### Exercise description
From first line to last, print the records exactly, but leave out the pictures.

### Data for this exercise
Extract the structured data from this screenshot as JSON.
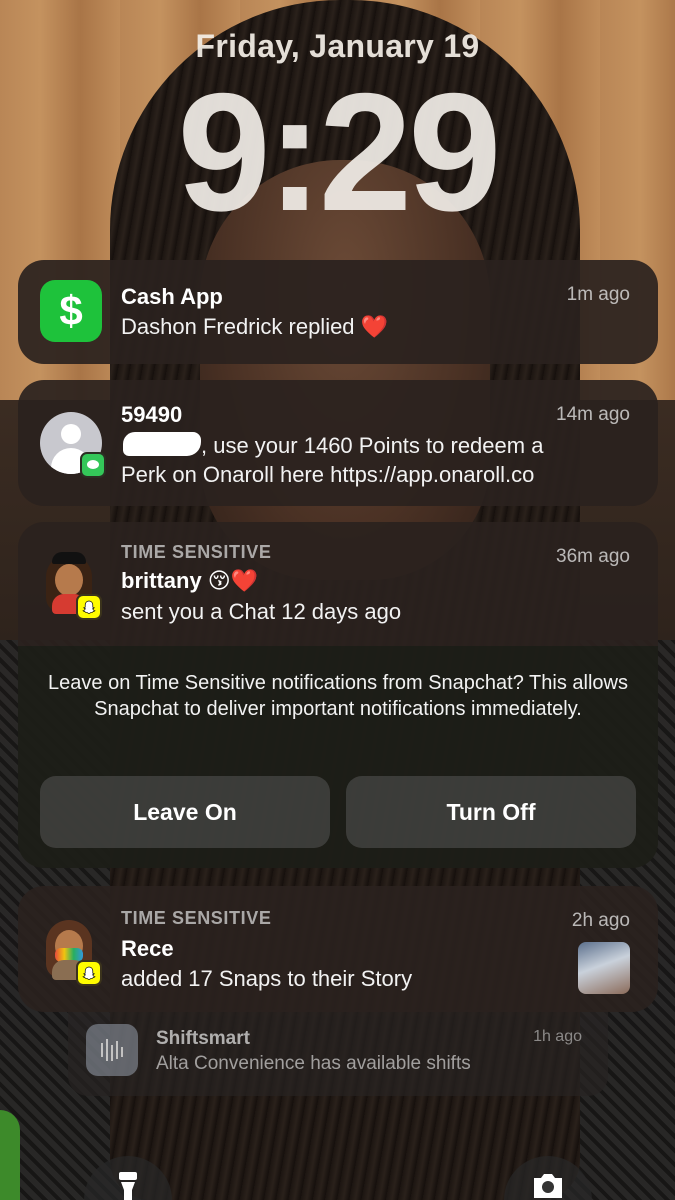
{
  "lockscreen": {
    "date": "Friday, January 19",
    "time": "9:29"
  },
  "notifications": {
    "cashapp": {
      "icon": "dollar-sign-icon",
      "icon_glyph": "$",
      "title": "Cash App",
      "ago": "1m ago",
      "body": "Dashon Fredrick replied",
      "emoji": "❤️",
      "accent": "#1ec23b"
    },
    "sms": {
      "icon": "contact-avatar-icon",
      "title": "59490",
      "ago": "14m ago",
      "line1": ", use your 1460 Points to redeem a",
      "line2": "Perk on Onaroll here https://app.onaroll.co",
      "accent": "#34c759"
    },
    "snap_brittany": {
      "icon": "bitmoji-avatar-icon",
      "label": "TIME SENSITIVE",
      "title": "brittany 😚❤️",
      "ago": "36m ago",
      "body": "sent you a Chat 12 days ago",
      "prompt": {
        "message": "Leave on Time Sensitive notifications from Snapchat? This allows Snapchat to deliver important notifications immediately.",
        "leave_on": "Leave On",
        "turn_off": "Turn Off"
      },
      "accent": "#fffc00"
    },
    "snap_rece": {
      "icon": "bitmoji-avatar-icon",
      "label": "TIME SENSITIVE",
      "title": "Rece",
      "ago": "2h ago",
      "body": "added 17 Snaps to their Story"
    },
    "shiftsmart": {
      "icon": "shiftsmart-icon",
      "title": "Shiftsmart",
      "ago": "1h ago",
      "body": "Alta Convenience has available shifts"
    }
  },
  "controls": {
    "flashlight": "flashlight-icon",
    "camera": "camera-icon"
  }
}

### Result of the task
Extract the structured data from this screenshot as JSON.
{
  "lockscreen": {
    "date": "Friday, January 19",
    "time": "9:29"
  },
  "notifications": {
    "cashapp": {
      "icon": "dollar-sign-icon",
      "icon_glyph": "$",
      "title": "Cash App",
      "ago": "1m ago",
      "body": "Dashon Fredrick replied",
      "emoji": "❤️",
      "accent": "#1ec23b"
    },
    "sms": {
      "icon": "contact-avatar-icon",
      "title": "59490",
      "ago": "14m ago",
      "line1": ", use your 1460 Points to redeem a",
      "line2": "Perk on Onaroll here https://app.onaroll.co",
      "accent": "#34c759"
    },
    "snap_brittany": {
      "icon": "bitmoji-avatar-icon",
      "label": "TIME SENSITIVE",
      "title": "brittany 😚❤️",
      "ago": "36m ago",
      "body": "sent you a Chat 12 days ago",
      "prompt": {
        "message": "Leave on Time Sensitive notifications from Snapchat? This allows Snapchat to deliver important notifications immediately.",
        "leave_on": "Leave On",
        "turn_off": "Turn Off"
      },
      "accent": "#fffc00"
    },
    "snap_rece": {
      "icon": "bitmoji-avatar-icon",
      "label": "TIME SENSITIVE",
      "title": "Rece",
      "ago": "2h ago",
      "body": "added 17 Snaps to their Story"
    },
    "shiftsmart": {
      "icon": "shiftsmart-icon",
      "title": "Shiftsmart",
      "ago": "1h ago",
      "body": "Alta Convenience has available shifts"
    }
  },
  "controls": {
    "flashlight": "flashlight-icon",
    "camera": "camera-icon"
  }
}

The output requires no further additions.